Bowden takes the ticktock format of Black Hawk Down, his 1999 book about the Battle of Mogadishu, and focuses it to riveting effect on the Colombian government’s hunt for the fugitive Pablo Escobar. In describing how Escobar moved from safe house to safe house, was harried by legit authorities and the gunmen of the shadowy paramilitary squad Los Pepes, and had his satellite phone calls to his family monitored by American intelligence to triangulate his position, Bowden paints a picture of an emperor on the run as the walls crumble around him.
“Silver or Lead,” by William Finnegan for The New Yorker (May 31, 2010, issue)
Among Mexico’s drug-trafficking organizations, La Familia is the big new kid on the block. It first gained national attention in September 2006, when five severed heads were rolled onto a dance floor at a nightclub called Sol y Sombra in Uruapan, Michoacán. The sign left at that scene: “La Familia doesn’t kill for money, it doesn’t kill women, it doesn’t kill innocent people — only those who deserve to die.
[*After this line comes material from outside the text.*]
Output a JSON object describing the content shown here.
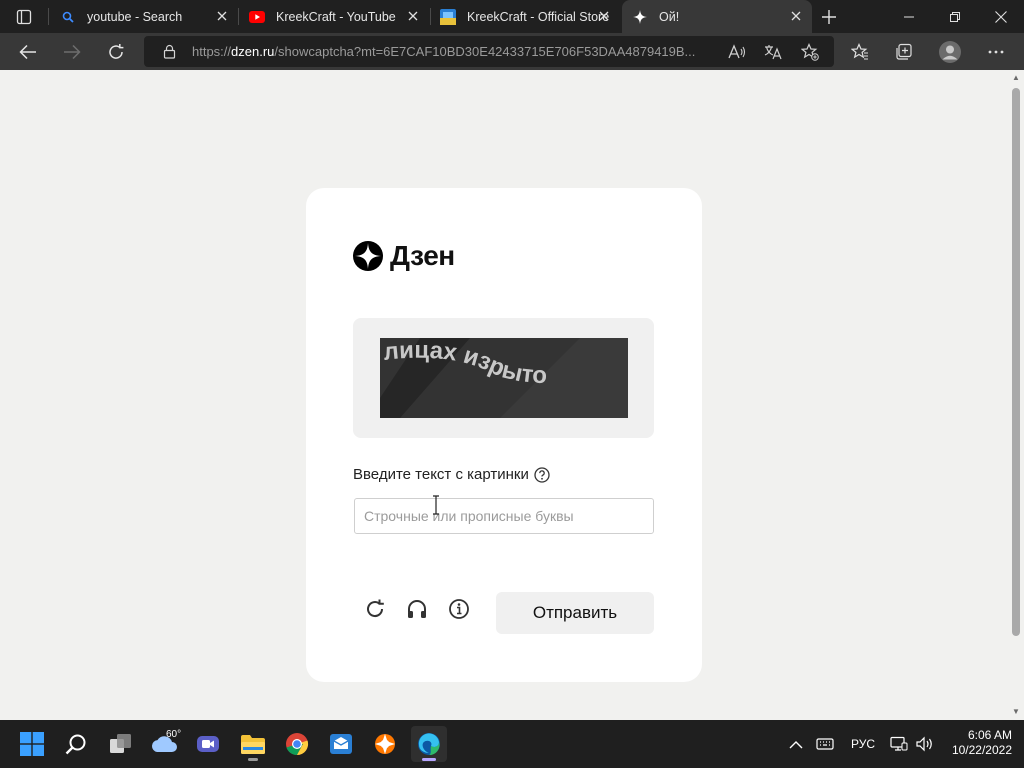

Everyone should know: this is divine justice.”
The Power of the Dog (2005) and The Cartel (2015), by Don Winslow
These are both works of fiction, but are based on copious research into the Mexican cartels. Oftentimes, the only thing changed from the real world to the page is the person’s name. In The Cartel, the drug kingpin Barrera is clearly modeled after the head of the Sinaloa cartel, Joaquín Guzmán Loera, better known as El Chapo.
Speaking of El Chapo …
“The Hunt for El Chapo,” by Patrick Radden Keefe for The New Yorker (May 5, 2014, issue)
Keefe chronicles El Chapo’s rise, his various escapes from the authorities, and his seemingly final capture at the resort town of Mazatlan. El Chapo is currently on the lam.